First things first, let’s lay out what event swag really is. Swag or schwag, as some say, is known as promotional items or goods given to people who attend or participate in an event. Now that that’s out of the way, let’s get to it.
Event swag has seen some highs and lows in the event industry. In the early 2000s, people would attend a party just for the gift bag. (They were that good.) Companies would seemingly try to one up the next on which could create the better swag. Then, brands started giving away items just for the sake of giving them away…and most swag went unused — irrelevant samples, cheap tchotchkes, garishly-branded items, coupons, etc. (What are you supposed to do with a coupon at an event?) So, sadly event swag sort of disappeared.
In recent years, free promotional products are back on the rise. In a culture that is oversaturated with consumer goods, brands are trying to create experiences for the customer that will keep them coming back. So, there’s no harm in giving consumers or event attendees an awesome free gift — it’s actually a great move to build brand awareness, ignite a call to action, or simply say thank you for your loyalty.
Typically, the purpose of giving away swag is for the recipient to reuse it in a way that others see it and talk about it. (Continue the discussion, if you will.) That goal is usually accomplished when the swag gifted is practical and actually reusable. Here are some examples of good swag:
- Subtly branded umbrella — Fact: it rains everywhere and everyone always needs an umbrella
- Notebook and pen — While a little old school, a good notebook and pen are always useful
- The actual product you’re launching — If the goal of your launch event is to continue the conversation, attendees should most definitely walk away with that product
- Portable charger — In the digital age, we can’t think of a better gift
- Portable speaker — Perfect for a music-themed event

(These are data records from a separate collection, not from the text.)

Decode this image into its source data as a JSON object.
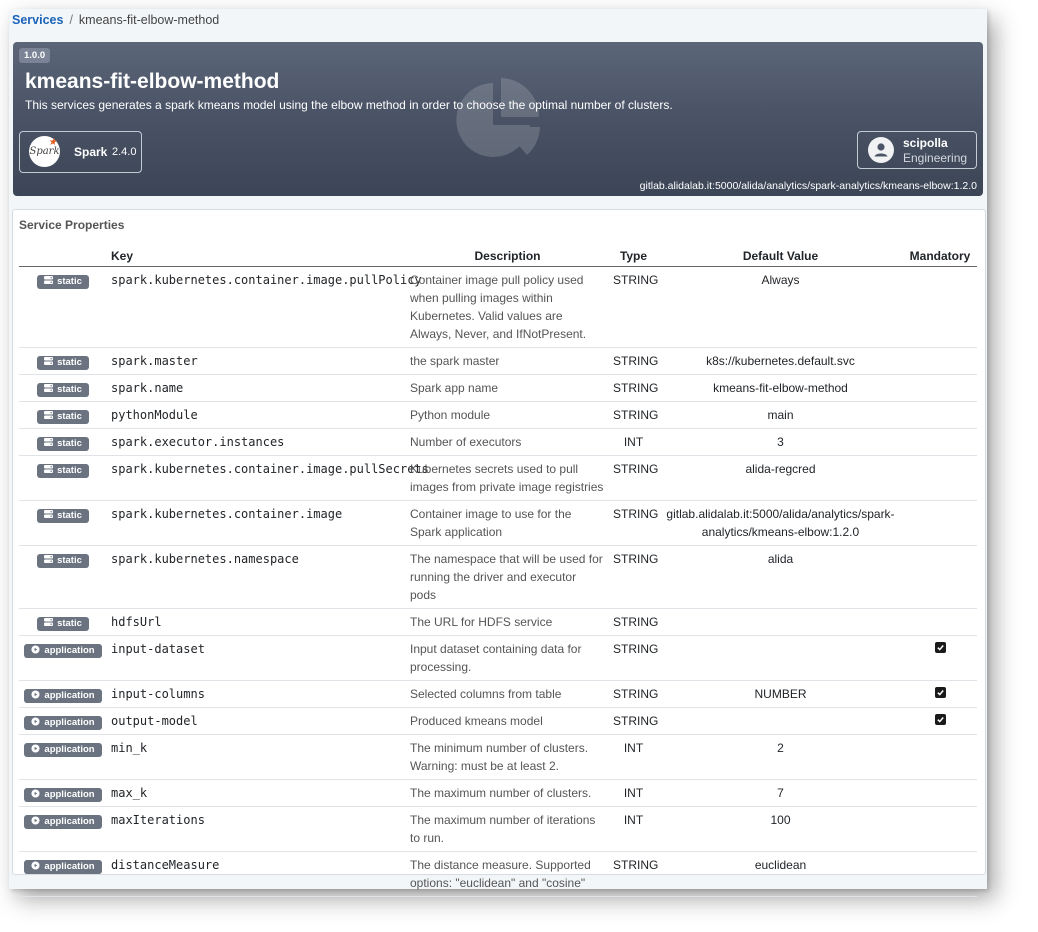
{
  "breadcrumb": {
    "root": "Services",
    "separator": "/",
    "current": "kmeans-fit-elbow-method"
  },
  "service": {
    "version": "1.0.0",
    "title": "kmeans-fit-elbow-method",
    "description": "This services generates a spark kmeans model using the elbow method in order to choose the optimal number of clusters.",
    "framework": {
      "logo_text": "Spark",
      "name": "Spark",
      "version": "2.4.0"
    },
    "owner": {
      "name": "scipolla",
      "team": "Engineering"
    },
    "image": "gitlab.alidalab.it:5000/alida/analytics/spark-analytics/kmeans-elbow:1.2.0"
  },
  "properties": {
    "title": "Service Properties",
    "columns": [
      "Key",
      "Description",
      "Type",
      "Default Value",
      "Mandatory"
    ],
    "rows": [
      {
        "badge": "static",
        "key": "spark.kubernetes.container.image.pullPolicy",
        "description": "Container image pull policy used when pulling images within Kubernetes. Valid values are Always, Never, and IfNotPresent.",
        "type": "STRING",
        "default": "Always",
        "mandatory": false
      },
      {
        "badge": "static",
        "key": "spark.master",
        "description": "the spark master",
        "type": "STRING",
        "default": "k8s://kubernetes.default.svc",
        "mandatory": false
      },
      {
        "badge": "static",
        "key": "spark.name",
        "description": "Spark app name",
        "type": "STRING",
        "default": "kmeans-fit-elbow-method",
        "mandatory": false
      },
      {
        "badge": "static",
        "key": "pythonModule",
        "description": "Python module",
        "type": "STRING",
        "default": "main",
        "mandatory": false
      },
      {
        "badge": "static",
        "key": "spark.executor.instances",
        "description": "Number of executors",
        "type": "INT",
        "default": "3",
        "mandatory": false
      },
      {
        "badge": "static",
        "key": "spark.kubernetes.container.image.pullSecrets",
        "description": "Kubernetes secrets used to pull images from private image registries",
        "type": "STRING",
        "default": "alida-regcred",
        "mandatory": false
      },
      {
        "badge": "static",
        "key": "spark.kubernetes.container.image",
        "description": "Container image to use for the Spark application",
        "type": "STRING",
        "default": "gitlab.alidalab.it:5000/alida/analytics/spark-analytics/kmeans-elbow:1.2.0",
        "mandatory": false
      },
      {
        "badge": "static",
        "key": "spark.kubernetes.namespace",
        "description": "The namespace that will be used for running the driver and executor pods",
        "type": "STRING",
        "default": "alida",
        "mandatory": false
      },
      {
        "badge": "static",
        "key": "hdfsUrl",
        "description": "The URL for HDFS service",
        "type": "STRING",
        "default": "",
        "mandatory": false
      },
      {
        "badge": "application",
        "key": "input-dataset",
        "description": "Input dataset containing data for processing.",
        "type": "STRING",
        "default": "",
        "mandatory": true
      },
      {
        "badge": "application",
        "key": "input-columns",
        "description": "Selected columns from table",
        "type": "STRING",
        "default": "NUMBER",
        "mandatory": true
      },
      {
        "badge": "application",
        "key": "output-model",
        "description": "Produced kmeans model",
        "type": "STRING",
        "default": "",
        "mandatory": true
      },
      {
        "badge": "application",
        "key": "min_k",
        "description": "The minimum number of clusters. Warning: must be at least 2.",
        "type": "INT",
        "default": "2",
        "mandatory": false
      },
      {
        "badge": "application",
        "key": "max_k",
        "description": "The maximum number of clusters.",
        "type": "INT",
        "default": "7",
        "mandatory": false
      },
      {
        "badge": "application",
        "key": "maxIterations",
        "description": "The maximum number of iterations to run.",
        "type": "INT",
        "default": "100",
        "mandatory": false
      },
      {
        "badge": "application",
        "key": "distanceMeasure",
        "description": "The distance measure. Supported options: \"euclidean\" and \"cosine\"",
        "type": "STRING",
        "default": "euclidean",
        "mandatory": false
      }
    ]
  }
}
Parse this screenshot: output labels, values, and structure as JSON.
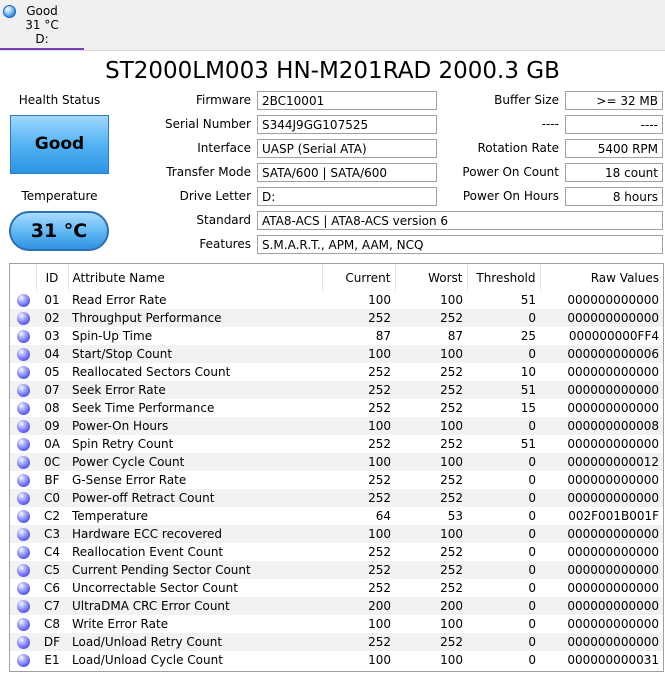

Swag Isn’t for Everybody
(A GENIUS IDEA)
Ok, so we’ve been over the fact that some event swag is useful and some of it is most definitely toss-able. (When will brands learn?)
“You can never have enough free stuff. Until you do.”
In 2016, Hershey relaunched its Take 5 candy bar at SXSW and produced an activation called the Swag Exchange. Attendees swapped free swag they didn’t want for stuff they actually did, like flasks, portable iPhone projectors, dinner reservations, and gift cards. On top of that, Hershey did a little good and donated the traded-in goods to Austin-based charities. As a result, the activation saw over 18.5 million media impressions and Hershey’s gave over 5,000 products to charity. Win. Win.